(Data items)
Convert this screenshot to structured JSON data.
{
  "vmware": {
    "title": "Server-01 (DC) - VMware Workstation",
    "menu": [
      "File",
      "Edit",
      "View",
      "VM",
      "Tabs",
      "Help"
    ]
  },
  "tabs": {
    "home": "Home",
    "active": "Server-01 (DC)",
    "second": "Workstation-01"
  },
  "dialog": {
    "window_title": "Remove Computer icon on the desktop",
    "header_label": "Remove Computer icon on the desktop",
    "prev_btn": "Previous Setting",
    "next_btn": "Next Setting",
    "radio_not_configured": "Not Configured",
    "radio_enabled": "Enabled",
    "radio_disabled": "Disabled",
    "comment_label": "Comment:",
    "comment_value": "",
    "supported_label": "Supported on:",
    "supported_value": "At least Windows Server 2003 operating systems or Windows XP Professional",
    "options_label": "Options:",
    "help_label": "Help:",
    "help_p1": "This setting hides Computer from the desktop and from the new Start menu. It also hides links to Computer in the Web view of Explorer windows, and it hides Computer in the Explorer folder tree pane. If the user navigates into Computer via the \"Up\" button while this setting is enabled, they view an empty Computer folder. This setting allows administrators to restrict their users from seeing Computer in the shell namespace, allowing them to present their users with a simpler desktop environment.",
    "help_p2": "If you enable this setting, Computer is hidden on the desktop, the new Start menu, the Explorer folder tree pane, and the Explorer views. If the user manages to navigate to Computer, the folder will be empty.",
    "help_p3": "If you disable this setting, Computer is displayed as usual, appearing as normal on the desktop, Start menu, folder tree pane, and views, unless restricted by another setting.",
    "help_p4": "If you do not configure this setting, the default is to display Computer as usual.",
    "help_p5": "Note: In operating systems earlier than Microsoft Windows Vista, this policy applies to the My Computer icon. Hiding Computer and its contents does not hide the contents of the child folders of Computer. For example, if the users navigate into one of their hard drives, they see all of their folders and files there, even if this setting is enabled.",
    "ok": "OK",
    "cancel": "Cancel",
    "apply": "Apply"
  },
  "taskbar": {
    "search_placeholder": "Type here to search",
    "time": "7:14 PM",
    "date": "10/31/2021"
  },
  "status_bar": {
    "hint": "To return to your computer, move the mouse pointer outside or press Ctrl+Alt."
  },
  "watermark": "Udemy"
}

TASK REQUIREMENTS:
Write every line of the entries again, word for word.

RESULT BELOW:
Convert this screenshot to structured JSON data.
{
  "vmware": {
    "title": "Server-01 (DC) - VMware Workstation",
    "menu": [
      "File",
      "Edit",
      "View",
      "VM",
      "Tabs",
      "Help"
    ]
  },
  "tabs": {
    "home": "Home",
    "active": "Server-01 (DC)",
    "second": "Workstation-01"
  },
  "dialog": {
    "window_title": "Remove Computer icon on the desktop",
    "header_label": "Remove Computer icon on the desktop",
    "prev_btn": "Previous Setting",
    "next_btn": "Next Setting",
    "radio_not_configured": "Not Configured",
    "radio_enabled": "Enabled",
    "radio_disabled": "Disabled",
    "comment_label": "Comment:",
    "comment_value": "",
    "supported_label": "Supported on:",
    "supported_value": "At least Windows Server 2003 operating systems or Windows XP Professional",
    "options_label": "Options:",
    "help_label": "Help:",
    "help_p1": "This setting hides Computer from the desktop and from the new Start menu. It also hides links to Computer in the Web view of Explorer windows, and it hides Computer in the Explorer folder tree pane. If the user navigates into Computer via the \"Up\" button while this setting is enabled, they view an empty Computer folder. This setting allows administrators to restrict their users from seeing Computer in the shell namespace, allowing them to present their users with a simpler desktop environment.",
    "help_p2": "If you enable this setting, Computer is hidden on the desktop, the new Start menu, the Explorer folder tree pane, and the Explorer views. If the user manages to navigate to Computer, the folder will be empty.",
    "help_p3": "If you disable this setting, Computer is displayed as usual, appearing as normal on the desktop, Start menu, folder tree pane, and views, unless restricted by another setting.",
    "help_p4": "If you do not configure this setting, the default is to display Computer as usual.",
    "help_p5": "Note: In operating systems earlier than Microsoft Windows Vista, this policy applies to the My Computer icon. Hiding Computer and its contents does not hide the contents of the child folders of Computer. For example, if the users navigate into one of their hard drives, they see all of their folders and files there, even if this setting is enabled.",
    "ok": "OK",
    "cancel": "Cancel",
    "apply": "Apply"
  },
  "taskbar": {
    "search_placeholder": "Type here to search",
    "time": "7:14 PM",
    "date": "10/31/2021"
  },
  "status_bar": {
    "hint": "To return to your computer, move the mouse pointer outside or press Ctrl+Alt."
  },
  "watermark": "Udemy"
}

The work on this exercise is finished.